Congratulations to the Center for advancing a bold strategic vision. This is only the beginning of the good work to come from an organization committed to transforming women’s health.

Visit CWHR’s website for more information about the organization.

Denver Law raised their rankings

The University of Denver Sturm College of Law has been on a steady ascent in the coveted US News and World Report rankings. The 2012 results were just released and the upward trend continues. Aside from loving numbers and supporting a local institution, why do we care particularly at Corona? Dean Marty Katz released a statement with the following quote:

“While it is important to keep rankings such as this in perspective, our consistent upward movement suggests that people are noticing all of the great work that we are doing in implementing our strategic plan. The University also has seen the benefit of adding faculty and improving student-faculty ratios and has seen innovative new bar passage programs pay off with a steady climb in passage rates.”

Corona completed the strategic planning process for the law school at the end of 2009. It has been immensely successful for Denver Law and award-winning for Corona. Click here to read the full case study or read the strategic plan.  Corona’s analytics team has also been helping Denver Law improve their bar pass rates with much clear success.
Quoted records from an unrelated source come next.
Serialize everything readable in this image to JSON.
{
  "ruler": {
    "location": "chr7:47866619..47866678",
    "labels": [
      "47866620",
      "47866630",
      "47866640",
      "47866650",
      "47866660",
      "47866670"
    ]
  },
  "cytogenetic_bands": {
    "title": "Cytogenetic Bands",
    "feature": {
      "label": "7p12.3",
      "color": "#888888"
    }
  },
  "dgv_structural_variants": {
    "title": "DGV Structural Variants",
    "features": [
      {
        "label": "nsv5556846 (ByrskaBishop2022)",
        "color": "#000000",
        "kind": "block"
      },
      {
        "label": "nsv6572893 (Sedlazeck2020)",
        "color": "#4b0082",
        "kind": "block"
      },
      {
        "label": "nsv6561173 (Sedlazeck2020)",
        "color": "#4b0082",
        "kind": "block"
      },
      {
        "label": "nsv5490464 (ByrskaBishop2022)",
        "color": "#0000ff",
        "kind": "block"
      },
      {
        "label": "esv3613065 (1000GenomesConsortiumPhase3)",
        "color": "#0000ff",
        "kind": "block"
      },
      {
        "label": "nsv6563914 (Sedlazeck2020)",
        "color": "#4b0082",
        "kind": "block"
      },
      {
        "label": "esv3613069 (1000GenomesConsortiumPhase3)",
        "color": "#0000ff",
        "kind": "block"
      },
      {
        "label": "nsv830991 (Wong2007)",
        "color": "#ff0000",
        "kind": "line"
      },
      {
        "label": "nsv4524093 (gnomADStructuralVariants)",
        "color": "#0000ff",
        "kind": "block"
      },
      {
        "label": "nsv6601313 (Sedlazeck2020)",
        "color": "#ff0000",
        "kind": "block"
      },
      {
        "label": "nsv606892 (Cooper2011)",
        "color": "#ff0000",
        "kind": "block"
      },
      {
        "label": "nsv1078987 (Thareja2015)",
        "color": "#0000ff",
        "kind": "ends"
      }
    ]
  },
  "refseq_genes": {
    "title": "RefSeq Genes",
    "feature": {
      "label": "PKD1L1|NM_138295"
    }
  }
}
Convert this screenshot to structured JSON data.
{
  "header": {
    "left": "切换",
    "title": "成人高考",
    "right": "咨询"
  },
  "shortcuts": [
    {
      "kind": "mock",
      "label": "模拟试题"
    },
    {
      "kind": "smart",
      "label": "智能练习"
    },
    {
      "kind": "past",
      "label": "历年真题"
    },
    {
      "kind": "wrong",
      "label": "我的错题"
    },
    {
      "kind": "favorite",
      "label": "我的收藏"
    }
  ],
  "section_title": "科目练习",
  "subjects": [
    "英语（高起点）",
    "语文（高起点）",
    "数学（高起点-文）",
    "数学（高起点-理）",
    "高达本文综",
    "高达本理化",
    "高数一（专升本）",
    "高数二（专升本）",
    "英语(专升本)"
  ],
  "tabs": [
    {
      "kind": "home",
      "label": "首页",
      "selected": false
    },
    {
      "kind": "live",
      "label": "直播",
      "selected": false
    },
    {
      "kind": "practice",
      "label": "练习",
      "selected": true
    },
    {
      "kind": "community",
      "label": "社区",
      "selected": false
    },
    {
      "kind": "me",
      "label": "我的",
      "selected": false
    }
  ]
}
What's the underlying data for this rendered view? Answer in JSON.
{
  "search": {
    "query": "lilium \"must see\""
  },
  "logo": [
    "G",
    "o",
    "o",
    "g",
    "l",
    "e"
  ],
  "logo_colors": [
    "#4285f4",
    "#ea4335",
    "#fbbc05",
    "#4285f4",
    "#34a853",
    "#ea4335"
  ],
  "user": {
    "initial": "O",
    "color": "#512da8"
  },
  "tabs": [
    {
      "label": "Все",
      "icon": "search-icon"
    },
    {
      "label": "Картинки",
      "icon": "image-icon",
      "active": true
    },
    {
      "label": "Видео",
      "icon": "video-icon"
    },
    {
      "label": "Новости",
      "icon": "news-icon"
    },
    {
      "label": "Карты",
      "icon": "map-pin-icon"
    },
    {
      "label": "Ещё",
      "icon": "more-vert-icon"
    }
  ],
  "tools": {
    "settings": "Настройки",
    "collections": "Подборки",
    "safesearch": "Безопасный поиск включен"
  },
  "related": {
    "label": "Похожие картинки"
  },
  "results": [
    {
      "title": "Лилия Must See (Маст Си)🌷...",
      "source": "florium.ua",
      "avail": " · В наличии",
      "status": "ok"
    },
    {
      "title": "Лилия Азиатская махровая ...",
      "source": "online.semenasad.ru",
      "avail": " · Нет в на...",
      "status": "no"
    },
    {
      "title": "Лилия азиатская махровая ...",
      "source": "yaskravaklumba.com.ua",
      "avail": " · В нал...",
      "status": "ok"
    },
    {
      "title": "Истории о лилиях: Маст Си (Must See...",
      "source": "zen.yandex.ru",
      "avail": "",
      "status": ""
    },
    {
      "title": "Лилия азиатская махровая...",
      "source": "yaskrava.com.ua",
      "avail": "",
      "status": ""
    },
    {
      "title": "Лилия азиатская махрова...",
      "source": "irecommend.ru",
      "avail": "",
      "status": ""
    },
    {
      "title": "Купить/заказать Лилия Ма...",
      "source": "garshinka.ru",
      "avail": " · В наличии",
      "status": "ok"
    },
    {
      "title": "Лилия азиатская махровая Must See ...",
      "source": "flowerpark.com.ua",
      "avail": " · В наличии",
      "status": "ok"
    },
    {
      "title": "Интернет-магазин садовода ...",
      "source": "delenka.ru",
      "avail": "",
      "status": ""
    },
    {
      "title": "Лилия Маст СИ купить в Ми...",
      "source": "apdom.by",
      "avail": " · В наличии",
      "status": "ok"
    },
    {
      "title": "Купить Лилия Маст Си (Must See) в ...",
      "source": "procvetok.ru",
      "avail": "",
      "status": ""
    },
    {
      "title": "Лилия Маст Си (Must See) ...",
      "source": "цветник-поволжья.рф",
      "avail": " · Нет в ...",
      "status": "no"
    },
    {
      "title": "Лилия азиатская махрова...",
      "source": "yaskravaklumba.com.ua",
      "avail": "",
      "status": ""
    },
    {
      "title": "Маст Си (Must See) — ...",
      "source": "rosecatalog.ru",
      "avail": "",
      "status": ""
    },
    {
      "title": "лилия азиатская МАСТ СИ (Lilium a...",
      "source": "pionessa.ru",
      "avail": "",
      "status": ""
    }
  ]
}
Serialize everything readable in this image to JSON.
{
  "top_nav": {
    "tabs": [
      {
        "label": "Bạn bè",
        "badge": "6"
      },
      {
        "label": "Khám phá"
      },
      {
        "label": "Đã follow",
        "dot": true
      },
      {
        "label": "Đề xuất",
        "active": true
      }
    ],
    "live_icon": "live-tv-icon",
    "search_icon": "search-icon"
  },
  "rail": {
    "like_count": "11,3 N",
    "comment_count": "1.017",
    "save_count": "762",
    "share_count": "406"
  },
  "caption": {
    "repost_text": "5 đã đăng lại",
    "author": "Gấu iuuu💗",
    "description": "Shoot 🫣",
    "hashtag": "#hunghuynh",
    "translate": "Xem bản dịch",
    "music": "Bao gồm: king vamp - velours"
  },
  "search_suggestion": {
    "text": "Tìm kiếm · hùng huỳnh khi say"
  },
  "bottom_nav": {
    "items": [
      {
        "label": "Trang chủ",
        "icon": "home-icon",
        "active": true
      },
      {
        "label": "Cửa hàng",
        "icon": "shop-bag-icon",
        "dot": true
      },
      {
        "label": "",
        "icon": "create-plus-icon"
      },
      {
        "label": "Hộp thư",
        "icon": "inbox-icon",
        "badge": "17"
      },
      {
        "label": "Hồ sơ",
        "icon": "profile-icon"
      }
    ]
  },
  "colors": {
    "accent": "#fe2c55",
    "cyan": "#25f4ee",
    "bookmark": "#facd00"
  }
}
Corona in action

What better way to learn about the quality work Corona does than through the experiences of our various customers? Check out our updated Case Studies to see Corona in action. Over the years, Corona has helped a wide array of customers through market research and strategic consulting answer the questions most important to them, and then guide them from insights to successful outcomes.

You may have noticed some other recent changes to Corona’s website. We apply proven research methods and strategic insights to all of our customers, across sectors and industries. Keep checking back to find out how we can help your nonprofit, business, government agency or higher education institution.

1001th Project

As we closed the books on 2011, Corona was also wrapping up their 1001th project. We love numbers here at Corona, so could not let this milestone go unrecognized.

We were pleased to learn that lucky project #1001 was for the Iliff School of Theology. Corona has engaged with Iliff since 2007 when we created an influential Strategic Enrollment Marketing Plan for the institution, as well as a strategic business plan . Since then, Corona has led various research projects for Iliff, looking into new market segments, student enrollment opportunities and testing new curriculum ideas.

Our ongoing relationship with Iliff is a hallmark of Corona’s brand – combining our market research and strategic consulting expertise in the higher education field to provide ongoing data-driven insights that lead to proven results. Learn more about Iliff’s success as well as their 2010 and 2011 awards. Click here to read a testimonial from their VP of Marketing Communications & Strategic Partnerships.

Cheers to project 1001!

Fun college student demographics

We’re doing some research at the moment on college student demographics in Missouri, and developed some fun statistics on the foreign student population.

You might be able to guess the two largest populations of foreign students, particularly if you went to an engineering college – Chinese, then Indian.  But what countries occupy Spots 3 through 10 on the list?  Some of them may surprise you.

  1. Chinese
  2. Asian Indian
  3. Korean
  4. Japanese
  5. African (no detail)
  6. Sudanese
  7. Russian
  8. Colombian
  9. Taiwanese
  10. Serbian

Serbian?  Sudanese?  We’re guessing you can win some friendly wagers with this information.  And we’re wondering if the Colombian students disproportionately attend the University of Missouri-Columbia in a lucky marketing coincidence.